Task brief |
Return the lines below that contain "title".

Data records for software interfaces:
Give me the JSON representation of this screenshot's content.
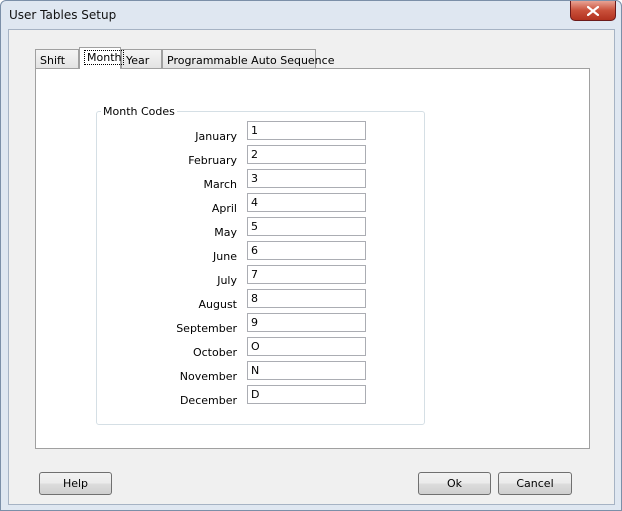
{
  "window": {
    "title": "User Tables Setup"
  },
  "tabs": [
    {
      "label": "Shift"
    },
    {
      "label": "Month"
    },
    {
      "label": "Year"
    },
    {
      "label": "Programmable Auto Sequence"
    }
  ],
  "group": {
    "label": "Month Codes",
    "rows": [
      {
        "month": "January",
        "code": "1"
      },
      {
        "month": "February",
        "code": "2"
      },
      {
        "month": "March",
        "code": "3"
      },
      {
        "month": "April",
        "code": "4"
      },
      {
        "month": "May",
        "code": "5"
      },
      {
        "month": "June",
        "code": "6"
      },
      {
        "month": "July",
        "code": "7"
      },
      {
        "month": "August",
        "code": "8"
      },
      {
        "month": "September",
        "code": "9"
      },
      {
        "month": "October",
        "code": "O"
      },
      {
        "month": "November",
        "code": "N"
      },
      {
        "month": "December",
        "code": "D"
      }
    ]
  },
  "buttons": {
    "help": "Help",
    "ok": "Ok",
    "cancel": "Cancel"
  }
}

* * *

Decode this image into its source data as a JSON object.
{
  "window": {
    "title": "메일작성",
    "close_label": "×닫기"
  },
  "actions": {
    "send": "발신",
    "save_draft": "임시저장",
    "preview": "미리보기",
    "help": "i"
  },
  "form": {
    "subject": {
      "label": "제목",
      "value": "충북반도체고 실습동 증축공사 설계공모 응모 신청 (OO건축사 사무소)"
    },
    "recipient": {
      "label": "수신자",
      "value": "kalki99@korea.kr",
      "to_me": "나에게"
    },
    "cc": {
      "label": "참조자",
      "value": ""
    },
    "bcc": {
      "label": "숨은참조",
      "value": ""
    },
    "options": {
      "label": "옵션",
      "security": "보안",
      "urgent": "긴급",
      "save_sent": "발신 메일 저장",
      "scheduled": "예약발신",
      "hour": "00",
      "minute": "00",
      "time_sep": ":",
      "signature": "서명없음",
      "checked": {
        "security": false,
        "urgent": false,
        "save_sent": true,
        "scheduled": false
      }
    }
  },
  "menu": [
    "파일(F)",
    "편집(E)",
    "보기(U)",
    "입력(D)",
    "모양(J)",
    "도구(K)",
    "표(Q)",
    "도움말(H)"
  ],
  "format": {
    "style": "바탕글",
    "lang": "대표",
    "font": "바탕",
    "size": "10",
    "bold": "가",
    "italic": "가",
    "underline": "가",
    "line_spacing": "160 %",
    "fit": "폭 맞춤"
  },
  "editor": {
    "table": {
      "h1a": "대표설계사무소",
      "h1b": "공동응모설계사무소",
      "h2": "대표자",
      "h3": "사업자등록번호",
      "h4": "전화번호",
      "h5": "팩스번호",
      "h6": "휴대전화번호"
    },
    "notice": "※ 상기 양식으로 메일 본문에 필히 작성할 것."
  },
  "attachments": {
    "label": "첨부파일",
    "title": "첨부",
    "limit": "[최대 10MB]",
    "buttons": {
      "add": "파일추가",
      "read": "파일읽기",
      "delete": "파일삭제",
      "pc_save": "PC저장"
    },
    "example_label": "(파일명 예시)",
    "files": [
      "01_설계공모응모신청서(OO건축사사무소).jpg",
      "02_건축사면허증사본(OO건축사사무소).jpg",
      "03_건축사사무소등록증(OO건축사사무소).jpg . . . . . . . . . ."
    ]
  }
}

Solution for this problem |
    "title": "User Tables Setup"
    "title": "메일작성",
    "title": "첨부",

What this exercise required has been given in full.